(TASK GOAL) Bring together all lines from the listing below that contain the string "true".
⟨
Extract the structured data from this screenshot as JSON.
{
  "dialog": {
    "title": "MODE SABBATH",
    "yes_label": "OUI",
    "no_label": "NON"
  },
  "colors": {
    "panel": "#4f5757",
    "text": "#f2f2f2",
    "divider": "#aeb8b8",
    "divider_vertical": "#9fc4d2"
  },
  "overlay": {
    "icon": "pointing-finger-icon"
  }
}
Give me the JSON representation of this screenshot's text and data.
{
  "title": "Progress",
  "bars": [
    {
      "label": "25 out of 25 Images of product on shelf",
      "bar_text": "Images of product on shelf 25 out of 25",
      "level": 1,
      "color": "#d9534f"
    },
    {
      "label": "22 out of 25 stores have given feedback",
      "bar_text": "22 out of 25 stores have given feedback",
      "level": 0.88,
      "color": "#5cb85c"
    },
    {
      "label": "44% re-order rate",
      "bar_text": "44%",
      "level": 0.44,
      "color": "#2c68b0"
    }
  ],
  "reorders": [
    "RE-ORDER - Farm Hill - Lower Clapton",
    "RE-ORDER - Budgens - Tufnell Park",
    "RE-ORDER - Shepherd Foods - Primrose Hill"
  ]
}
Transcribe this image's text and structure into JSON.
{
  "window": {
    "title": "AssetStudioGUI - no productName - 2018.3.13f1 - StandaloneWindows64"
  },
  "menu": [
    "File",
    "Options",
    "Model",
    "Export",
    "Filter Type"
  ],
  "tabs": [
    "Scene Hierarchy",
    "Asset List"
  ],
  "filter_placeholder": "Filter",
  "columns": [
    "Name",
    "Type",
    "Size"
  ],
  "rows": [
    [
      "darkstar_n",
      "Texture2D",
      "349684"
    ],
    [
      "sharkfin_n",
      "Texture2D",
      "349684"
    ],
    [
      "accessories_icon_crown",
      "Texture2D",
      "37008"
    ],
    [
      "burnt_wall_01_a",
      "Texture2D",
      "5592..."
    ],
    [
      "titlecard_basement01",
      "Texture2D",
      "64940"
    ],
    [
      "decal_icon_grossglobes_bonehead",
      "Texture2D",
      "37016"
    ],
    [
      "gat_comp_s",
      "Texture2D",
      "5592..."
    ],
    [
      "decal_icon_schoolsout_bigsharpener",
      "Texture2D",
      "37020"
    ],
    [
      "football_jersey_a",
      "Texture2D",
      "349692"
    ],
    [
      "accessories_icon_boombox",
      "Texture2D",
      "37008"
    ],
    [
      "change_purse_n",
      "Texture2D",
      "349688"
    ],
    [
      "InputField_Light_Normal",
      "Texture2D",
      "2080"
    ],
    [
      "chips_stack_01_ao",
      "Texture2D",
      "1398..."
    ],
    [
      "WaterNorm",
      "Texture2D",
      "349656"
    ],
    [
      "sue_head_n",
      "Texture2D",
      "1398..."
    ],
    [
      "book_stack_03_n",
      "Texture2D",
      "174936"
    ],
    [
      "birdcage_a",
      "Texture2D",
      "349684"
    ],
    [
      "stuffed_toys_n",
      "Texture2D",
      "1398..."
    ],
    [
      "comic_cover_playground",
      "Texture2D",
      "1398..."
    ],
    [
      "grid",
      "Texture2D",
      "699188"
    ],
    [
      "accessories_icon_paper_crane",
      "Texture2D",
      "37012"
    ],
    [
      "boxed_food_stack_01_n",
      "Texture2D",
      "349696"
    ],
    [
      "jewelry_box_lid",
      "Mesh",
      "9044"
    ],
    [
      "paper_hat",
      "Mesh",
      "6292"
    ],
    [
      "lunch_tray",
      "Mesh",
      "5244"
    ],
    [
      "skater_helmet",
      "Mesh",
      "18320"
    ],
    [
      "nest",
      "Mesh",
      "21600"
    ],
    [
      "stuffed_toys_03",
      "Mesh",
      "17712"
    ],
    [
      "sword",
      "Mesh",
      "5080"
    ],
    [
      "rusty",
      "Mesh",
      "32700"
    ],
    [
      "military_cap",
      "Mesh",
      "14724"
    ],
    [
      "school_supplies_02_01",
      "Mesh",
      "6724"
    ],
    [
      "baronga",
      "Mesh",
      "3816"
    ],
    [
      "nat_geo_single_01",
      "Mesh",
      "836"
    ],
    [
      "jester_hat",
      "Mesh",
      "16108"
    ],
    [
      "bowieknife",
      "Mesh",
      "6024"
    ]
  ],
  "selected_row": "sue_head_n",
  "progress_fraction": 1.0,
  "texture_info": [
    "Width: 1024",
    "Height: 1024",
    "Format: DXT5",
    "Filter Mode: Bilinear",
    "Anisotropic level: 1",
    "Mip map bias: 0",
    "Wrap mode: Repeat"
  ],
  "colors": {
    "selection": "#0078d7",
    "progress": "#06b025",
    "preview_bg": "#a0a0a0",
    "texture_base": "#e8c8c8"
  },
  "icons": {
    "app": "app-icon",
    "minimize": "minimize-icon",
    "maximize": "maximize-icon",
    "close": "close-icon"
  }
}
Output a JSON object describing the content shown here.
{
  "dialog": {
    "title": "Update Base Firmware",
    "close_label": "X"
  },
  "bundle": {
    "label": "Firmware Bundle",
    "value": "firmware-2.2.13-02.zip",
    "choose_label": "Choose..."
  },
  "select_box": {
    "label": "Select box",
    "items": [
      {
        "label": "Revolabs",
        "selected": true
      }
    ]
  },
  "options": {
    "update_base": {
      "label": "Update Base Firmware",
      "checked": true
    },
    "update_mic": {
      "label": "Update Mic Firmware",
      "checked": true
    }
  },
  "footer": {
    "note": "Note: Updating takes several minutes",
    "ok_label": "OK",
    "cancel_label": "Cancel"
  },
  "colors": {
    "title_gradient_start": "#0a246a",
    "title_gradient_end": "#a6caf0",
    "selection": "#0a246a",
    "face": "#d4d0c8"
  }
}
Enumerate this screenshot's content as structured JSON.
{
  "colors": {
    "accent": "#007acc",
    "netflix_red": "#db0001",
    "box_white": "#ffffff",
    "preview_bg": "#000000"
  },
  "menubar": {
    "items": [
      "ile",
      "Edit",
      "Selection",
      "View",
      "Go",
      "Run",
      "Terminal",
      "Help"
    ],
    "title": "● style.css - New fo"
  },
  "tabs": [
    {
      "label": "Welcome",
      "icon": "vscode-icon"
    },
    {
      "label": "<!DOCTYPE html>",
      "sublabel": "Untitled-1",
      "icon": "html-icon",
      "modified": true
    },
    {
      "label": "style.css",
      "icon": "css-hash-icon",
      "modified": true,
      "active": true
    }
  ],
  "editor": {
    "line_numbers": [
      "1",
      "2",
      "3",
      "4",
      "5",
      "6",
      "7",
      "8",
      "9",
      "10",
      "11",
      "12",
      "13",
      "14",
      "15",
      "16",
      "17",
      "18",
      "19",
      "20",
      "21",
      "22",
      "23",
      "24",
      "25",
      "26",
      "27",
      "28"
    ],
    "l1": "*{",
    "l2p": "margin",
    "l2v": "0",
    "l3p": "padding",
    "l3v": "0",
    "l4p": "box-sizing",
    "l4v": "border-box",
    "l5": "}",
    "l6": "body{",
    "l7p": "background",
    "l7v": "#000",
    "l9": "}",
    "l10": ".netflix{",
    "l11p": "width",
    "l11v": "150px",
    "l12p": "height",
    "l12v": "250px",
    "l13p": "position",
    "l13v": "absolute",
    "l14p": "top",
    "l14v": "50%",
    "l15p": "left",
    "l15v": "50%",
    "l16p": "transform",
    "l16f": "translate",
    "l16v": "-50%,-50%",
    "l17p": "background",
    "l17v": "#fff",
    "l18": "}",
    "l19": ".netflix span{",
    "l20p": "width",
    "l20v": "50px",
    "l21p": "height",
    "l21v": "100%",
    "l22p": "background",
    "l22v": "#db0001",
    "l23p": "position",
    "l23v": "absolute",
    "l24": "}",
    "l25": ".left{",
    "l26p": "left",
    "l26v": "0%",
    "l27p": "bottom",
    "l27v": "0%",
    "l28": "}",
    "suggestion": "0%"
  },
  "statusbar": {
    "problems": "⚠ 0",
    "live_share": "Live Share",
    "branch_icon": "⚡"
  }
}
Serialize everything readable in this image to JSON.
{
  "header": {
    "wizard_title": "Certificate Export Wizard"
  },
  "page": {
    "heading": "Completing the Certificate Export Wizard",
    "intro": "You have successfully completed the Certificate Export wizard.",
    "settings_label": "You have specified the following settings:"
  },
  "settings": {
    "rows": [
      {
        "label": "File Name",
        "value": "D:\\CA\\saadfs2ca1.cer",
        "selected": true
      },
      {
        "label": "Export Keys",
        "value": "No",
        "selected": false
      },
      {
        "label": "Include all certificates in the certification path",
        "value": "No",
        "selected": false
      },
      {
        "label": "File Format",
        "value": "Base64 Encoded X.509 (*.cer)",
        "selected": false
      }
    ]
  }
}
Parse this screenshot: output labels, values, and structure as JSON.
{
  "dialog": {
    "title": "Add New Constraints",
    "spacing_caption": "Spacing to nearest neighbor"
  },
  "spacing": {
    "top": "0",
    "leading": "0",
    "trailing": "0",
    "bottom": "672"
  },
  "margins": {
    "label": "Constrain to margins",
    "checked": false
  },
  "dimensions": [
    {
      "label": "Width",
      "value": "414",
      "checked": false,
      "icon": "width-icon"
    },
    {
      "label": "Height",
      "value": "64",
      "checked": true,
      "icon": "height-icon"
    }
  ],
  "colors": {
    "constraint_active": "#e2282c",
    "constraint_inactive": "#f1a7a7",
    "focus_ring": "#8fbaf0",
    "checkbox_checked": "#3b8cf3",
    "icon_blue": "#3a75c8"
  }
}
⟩
(ANSWER TO THIS PROBLEM)
        "selected": true
      "checked": true
      "checked": true
      "modified": true
      "modified": true,
      "active": true
        "selected": true
      "checked": true,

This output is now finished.